At times the trail was in deep shadow, with high brush on either side. I was armed with bear spray, but didn’t see anything more than some scat. I did hear an elk bugling way off in the distance. That was exciting.

2.5 miles later I had crested a long climb and emerged into an area less cloaked in trees. For about a half mile the trail kind of circles around. If you look through the trees in this first shot, you can see the peak in the background.

Suddenly, flashing through the trees I saw a large, pale canine shape. I was momentarily excited — could it be a wolf? If you ask some of the more ignorant local types, you would assume these hills to be crawling with Canis Lupis as they hungrily destroy all traces of elk, deer, livestock and scores of hapless children. But no, these turned out to be a trio of dogs with a couple humans accompanying them.

We met here at a crossroads where two other access trails from other areas join the one I took. They converge at this sign post, and from there the trail extends fairly steep to the base of the last couple hundred feet or so of peak.

Where that stretch of trail ends, the intrepid hiker must basically find a path over what amounts to a pile of rocks to reach the summit. This photo doesn’t do it justice, as it is steep and many of the rocks are quite large. I was on all but all fours at times, making my way up. It is a moderately difficult climb, but not too rigorous; just time consuming.
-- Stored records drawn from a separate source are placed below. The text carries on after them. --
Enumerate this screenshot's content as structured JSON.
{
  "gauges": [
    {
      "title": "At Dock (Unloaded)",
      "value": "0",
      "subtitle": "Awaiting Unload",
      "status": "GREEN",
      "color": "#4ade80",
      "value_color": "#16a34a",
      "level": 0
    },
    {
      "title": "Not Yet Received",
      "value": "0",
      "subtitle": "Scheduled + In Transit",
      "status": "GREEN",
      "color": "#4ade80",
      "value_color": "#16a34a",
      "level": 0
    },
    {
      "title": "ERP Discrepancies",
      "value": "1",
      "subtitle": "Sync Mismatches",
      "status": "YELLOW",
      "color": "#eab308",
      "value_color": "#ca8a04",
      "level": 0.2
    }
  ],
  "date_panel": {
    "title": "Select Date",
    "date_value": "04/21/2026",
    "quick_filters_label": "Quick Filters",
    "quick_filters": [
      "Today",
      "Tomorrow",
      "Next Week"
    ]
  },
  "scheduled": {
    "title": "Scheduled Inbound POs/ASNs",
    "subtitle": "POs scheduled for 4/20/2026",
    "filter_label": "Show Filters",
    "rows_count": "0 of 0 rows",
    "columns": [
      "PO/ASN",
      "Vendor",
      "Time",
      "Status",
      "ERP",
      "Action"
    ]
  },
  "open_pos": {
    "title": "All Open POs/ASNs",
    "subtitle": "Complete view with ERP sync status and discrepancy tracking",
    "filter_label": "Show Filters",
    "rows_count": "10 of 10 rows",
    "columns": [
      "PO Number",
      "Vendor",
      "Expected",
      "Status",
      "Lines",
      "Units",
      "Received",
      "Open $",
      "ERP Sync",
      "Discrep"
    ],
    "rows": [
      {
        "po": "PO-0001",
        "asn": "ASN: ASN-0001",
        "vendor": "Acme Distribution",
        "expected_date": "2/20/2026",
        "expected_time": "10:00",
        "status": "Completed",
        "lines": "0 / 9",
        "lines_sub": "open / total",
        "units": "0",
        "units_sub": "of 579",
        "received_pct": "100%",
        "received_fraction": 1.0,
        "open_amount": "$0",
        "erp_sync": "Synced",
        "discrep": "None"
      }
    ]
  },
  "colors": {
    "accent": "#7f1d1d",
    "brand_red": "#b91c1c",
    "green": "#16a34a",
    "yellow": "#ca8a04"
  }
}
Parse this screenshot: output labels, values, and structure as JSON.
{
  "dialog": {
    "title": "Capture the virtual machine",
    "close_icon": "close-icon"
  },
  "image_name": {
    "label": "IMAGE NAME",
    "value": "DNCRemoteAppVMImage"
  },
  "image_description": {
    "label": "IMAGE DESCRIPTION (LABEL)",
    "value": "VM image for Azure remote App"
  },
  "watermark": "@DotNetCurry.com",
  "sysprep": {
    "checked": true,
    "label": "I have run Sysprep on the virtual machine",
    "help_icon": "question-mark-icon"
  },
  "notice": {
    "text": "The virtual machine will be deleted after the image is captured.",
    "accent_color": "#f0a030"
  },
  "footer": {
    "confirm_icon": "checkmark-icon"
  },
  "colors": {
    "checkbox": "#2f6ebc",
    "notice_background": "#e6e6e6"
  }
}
This is a large cairn right where the trail emerges from the forest. It is to help a hiker find their way back to the mouth of the trail back down after descending from the peak. There were also several faded orange streamers tied to trees; I tied an American flag bandanna I was carrying.

As this shot from the top of the peak shows, without some point of reference on the way back down, how one could easily become lost just finding the path after finding a way back down!

here are a couple cairns at the summit as well. And a stunning view in every direction that these photos simply do no justice to. I feel it’s almost pointless to even post them, but what the hell.

Here is a view looking Northeast. The mountains are the Mission Range. About mid-frame would be the hills that comprise The National Bison Range, one of my favorite places on the planet. If I turned slightly left, due north, way off in the distance would be Flathead Lake, and beyond that Glacier National Park and Canada.

Here is a look a little Southeast, with Missoula way off in the distance.

And here’s yours truly, perched atop the world.

After I took this photo I hauled my ass back down out of the mountains. It was a long, sweaty day, but worth it on a multitude of levels. I’m looking forward to getting back up there again. I know Julia wants to go too; don’t know if we’ll make it before the snow flies, but make it we will!

Blame Grandpa

Montana is a big state — the fourth largest in the nation, in fact. Yet there are less than a million people living here; 967,440 by 2008 estimations. Given its size, that’s not very many friggin’ people. When I am in larger cities and people ask me about Montana, I like to tell them that there are probably more people in a 10 – 20 mile radius of where we are at that moment then there are in the entire state. I’m often asked why that is, is there something wrong with the state?*

Looking at this picture from 1919 (just before Prohibition) that (allegedly) came from a Montana history book, the reason is quite apparent.

Clearly Grandpa said, “Fuck it, I ain’t quittin’.” Looking at these grim ladies, can you blame him? No wonder we have population issues here!


* Many people have weird ideas about Montana, those that even know where it is located, that is. That discussion could probably fill a blog post of its own.